#6

Speaking of wikis, here’s an idea I had that I’m setting free because I have too many ideas: a hosted GitHub wiki editor.

GitHub has millions of users. They offer wikis for free. However, the editing experience is bad (not even dual-pane preview) and presentation is fixed and not that great.

The idea: use GitHub API to write a better editor for GitHub’s wiki pages, similar to how people wrote “better UI for managing GitHub issues” like https://www.zenhub.io and “better UI for code reviews” like https://www.review.ninja.

There’s a built-in market (GitHub users), a clear marketing message (a better way to do what you’re already doing).

I would charge GitHub user $5-$10/month to allow editing of all their public repos by any GitHub user (it’s important that you only charge the owner of the repo, not the people who edit it).

I would charge $10/month per private repo, with $50-$100 max limit. The idea is that those with public repos are individuals and those with private repos are companies, so they can pay. Still, I would put a reasonable limit - you don’t want to penalize a small company that likes to create lots of repos and for a single dev $50/month is a lot anyway).

In that scheme it’s very important to have the very best editing UI, much better than what you currently have. I would start by stealing the dual-pane UI of this very forum (that’s what I did for my note-taking app https://quicknotes.io).

Other features:

  • lightning-fast search (you can steal my UI from https://quicknotes.io/u/w9Yw/kjk, as I think it’s pretty rad)
  • allow re-publishing the wiki on your site with different themes (see e.g. how https://bl.ocks.org/mbostock/4739610f6d96aaad2fb1e78a72b385ab is just a GitHub gist re-published with a nicer theme). You can find plenty of themes on Hugo (as a Go programmer you should know what I’m talking about). This is also a reason for the user to pay
  • allow vanity domains for re-publishing

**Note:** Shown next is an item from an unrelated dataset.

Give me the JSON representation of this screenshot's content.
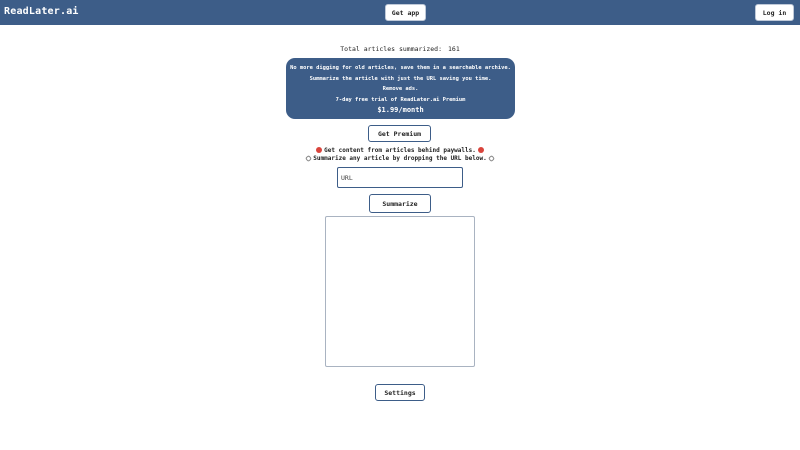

In general: focus on making the editing UI as smooth as possible and add as much customization for publishing as possible.

There’s also a bit of viral marketing built-in i.e. people who use your service would advertise it to users of their project (as their goal would be to have other people contribute to wikis in their projects and making editing easier helps with that).